== Aim of the exercise ==
Filter the records below and copy every line containing the word "juta".

------ Dataset

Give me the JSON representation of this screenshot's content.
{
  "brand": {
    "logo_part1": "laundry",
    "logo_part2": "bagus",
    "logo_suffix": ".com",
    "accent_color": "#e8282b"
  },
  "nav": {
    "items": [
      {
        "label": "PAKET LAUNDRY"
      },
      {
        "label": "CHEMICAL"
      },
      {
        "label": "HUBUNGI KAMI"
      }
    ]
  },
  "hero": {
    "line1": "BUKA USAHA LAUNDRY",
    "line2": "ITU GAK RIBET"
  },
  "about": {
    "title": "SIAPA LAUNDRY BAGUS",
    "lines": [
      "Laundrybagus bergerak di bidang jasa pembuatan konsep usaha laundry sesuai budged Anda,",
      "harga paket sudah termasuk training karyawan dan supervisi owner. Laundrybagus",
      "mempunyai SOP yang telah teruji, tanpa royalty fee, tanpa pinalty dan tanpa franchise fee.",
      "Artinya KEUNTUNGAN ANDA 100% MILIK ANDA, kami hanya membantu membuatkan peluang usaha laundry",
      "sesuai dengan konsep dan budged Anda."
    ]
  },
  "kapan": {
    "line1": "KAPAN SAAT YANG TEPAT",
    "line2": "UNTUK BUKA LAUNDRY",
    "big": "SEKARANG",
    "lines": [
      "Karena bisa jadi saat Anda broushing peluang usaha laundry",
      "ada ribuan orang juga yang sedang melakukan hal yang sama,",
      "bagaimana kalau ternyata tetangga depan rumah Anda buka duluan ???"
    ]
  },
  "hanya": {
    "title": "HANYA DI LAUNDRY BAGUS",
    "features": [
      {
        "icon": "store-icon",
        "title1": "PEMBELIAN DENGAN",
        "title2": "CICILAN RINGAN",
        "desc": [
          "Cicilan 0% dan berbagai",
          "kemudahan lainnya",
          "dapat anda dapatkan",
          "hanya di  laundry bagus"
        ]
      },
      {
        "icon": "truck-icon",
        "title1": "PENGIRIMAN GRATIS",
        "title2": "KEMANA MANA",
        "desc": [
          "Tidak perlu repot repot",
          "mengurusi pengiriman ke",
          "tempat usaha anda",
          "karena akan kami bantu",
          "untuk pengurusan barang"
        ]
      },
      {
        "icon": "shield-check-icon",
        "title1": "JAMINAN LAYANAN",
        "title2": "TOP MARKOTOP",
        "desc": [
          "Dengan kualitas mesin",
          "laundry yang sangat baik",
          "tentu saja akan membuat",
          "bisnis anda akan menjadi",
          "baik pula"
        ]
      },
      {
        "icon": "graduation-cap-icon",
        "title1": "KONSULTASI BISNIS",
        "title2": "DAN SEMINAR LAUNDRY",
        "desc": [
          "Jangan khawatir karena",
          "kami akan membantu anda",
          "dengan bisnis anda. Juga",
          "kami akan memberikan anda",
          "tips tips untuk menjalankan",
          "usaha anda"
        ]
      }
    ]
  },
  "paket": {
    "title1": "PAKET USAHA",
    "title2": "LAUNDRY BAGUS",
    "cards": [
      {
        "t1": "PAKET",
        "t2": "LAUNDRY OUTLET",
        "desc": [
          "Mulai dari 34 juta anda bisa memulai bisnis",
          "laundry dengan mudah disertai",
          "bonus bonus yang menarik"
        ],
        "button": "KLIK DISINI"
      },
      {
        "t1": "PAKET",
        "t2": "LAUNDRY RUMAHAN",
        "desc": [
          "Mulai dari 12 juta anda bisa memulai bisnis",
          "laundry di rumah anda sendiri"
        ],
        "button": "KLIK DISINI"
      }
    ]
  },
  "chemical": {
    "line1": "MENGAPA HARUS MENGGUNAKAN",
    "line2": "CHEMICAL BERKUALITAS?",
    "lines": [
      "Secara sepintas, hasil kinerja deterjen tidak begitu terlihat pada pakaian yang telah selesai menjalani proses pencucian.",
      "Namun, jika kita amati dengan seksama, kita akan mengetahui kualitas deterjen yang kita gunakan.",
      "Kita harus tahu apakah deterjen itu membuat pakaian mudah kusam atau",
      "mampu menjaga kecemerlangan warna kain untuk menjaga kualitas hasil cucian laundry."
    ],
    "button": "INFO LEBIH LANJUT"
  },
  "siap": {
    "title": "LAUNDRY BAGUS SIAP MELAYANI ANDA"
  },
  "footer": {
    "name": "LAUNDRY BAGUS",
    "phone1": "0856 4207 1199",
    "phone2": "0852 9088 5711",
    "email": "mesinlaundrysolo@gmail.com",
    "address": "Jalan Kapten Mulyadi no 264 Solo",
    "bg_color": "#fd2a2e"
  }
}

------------

== Response area ==
          "Mulai dari 34 juta anda bisa memulai bisnis",
          "Mulai dari 12 juta anda bisa memulai bisnis",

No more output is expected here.